Why Go In 2009: If youre looking for a fresh perspective on Brazil and/or have been priced out of Rio, Salvador is the perfect Brazilian-city-and-beach-vacation alternative. Rios Carnaval may get most of the worldwide acclaim, but Salvadors version not only offers better overall value at lodging and restaurants, but one giant street party to remember with celebrations along the beaches, music and dancing throughout the city, and a wild float-speckled main parade. Whats more, getting there is easier than ever, courtesy of American Airlines' new non-stop routes to Salvador via Miami. The city is also a port of call that's growing in popularity on great-value South American cruise itineraries from companies like Royal Caribbean and Crystal Cruises.
9. South Korea
In just two decades, South Korea has emerged as a stable democratic country with big ambitions. The bustling megacity of Seoul embodies the nations new spirit, where towering skyscrapers and posh department stores are interspersed with venerable imperial palaces, traditional teahouses, and centuries-old Buddhist temples. Ancient Gyeongju, meanwhile, offers a glimpse into Koreas 5,000 years of history, and was ranked in 1995 by UNESCO as one of the worlds ten most historically significant places. Nearby, a sunrise climb to the temple-topped peak of Mt. Tohamsan reveals the origin of the countrys moniker, Land of the Morning Calm.

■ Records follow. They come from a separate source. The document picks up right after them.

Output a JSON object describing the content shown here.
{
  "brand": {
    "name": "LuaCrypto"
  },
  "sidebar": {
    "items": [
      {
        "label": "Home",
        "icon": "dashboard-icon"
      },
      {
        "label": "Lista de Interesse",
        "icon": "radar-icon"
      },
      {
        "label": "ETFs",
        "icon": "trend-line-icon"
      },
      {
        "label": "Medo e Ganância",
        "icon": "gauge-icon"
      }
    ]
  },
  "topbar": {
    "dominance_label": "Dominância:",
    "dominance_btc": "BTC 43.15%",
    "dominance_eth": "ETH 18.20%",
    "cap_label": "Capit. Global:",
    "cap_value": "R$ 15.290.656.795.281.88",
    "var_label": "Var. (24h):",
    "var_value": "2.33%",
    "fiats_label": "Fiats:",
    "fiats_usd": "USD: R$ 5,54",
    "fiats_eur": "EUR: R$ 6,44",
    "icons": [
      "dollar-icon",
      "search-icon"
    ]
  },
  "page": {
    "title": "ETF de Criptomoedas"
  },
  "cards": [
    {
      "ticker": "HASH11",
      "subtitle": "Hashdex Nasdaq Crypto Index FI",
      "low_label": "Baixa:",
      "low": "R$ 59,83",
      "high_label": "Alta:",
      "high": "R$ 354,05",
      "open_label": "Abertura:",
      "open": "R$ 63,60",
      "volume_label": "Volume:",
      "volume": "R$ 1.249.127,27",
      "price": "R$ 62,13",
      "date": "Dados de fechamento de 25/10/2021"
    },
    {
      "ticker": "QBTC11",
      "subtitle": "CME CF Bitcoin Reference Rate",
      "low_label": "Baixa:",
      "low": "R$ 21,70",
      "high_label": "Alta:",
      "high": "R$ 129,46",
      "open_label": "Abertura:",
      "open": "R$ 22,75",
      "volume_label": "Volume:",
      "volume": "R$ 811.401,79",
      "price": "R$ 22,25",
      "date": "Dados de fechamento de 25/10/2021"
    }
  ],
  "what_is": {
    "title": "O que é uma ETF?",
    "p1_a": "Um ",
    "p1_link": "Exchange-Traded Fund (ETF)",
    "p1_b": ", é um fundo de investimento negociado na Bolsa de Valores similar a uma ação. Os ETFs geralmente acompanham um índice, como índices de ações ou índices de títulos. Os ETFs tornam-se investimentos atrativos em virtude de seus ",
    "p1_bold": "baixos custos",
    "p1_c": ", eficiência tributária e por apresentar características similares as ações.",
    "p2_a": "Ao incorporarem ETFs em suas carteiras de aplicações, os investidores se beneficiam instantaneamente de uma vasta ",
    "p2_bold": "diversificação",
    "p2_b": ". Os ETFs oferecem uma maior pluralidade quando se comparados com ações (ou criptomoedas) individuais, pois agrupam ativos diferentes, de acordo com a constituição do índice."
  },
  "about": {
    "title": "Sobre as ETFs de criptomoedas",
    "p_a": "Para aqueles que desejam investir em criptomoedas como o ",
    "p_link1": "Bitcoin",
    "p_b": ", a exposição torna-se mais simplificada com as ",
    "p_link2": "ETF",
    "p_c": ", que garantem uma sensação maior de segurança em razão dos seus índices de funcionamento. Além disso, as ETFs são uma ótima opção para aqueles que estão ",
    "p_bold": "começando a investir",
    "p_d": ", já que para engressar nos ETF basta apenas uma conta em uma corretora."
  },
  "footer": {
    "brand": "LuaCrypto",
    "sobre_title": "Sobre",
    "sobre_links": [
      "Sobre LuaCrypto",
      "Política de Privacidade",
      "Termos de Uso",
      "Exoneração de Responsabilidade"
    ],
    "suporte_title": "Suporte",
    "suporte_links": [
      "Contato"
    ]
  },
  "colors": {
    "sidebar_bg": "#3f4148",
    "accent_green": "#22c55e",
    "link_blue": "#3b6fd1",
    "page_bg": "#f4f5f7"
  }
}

Why Go In 2009: The South Korean won has lost more than 30 percent of its value against the dollar since just one year ago, giving the American traveler plenty of purchasing power of particular interest for shoppers looking to pick up brand-name consumer electronics and designer fashions in Seoul. Whats more, the number of international tourists boomed some 12 percent between 2007 and 2008, a trend thats inspired hotel chains like Wyndham and InterContinental to expand their presence in the country in 2009.
10. Tel Aviv, Israel
Fabulous Tel Aviv, dubbed the Miami of the Mediterranean, is easily Israels coolest city. Trimmed with gorgeous beaches, loaded with Bauhaus architecture, and populated with smartly dressed locals with a fierce appreciation for art, cuisine, and nightlife, Tel Aviv is the hedonistic antidote to historic, heady Jerusalem, which, even at just one hour away, is a world apart in every respect. Indeed, while Jerusalem is all about the past, Tel Aviv is Israels definitive 21st-century flag-bearer, with a regular rotation of new restaurant, hotel, and bar openings, and a superb design-forward sensibility thats altogether unmatched in the Middle East.
Why Go In 2009: Tel Aviv turns 100 in April 2009, making it older than Israel (which celebrated its 60th in 2008). While the city never needs an excuse to party, visitors can count on an amped-up centennial schedule with eight months of festivities culminating in December. The line-up features fun events like a centennial photo shoot of thousands on the beach in April; a flower carpet in Rabin Square in September; and an international film festival hosted by the Tel Aviv Cinemateque in November. Keep abreast of event schedules at tlv100.co.il and book your room now; the citys best hotels are bound to book up fast.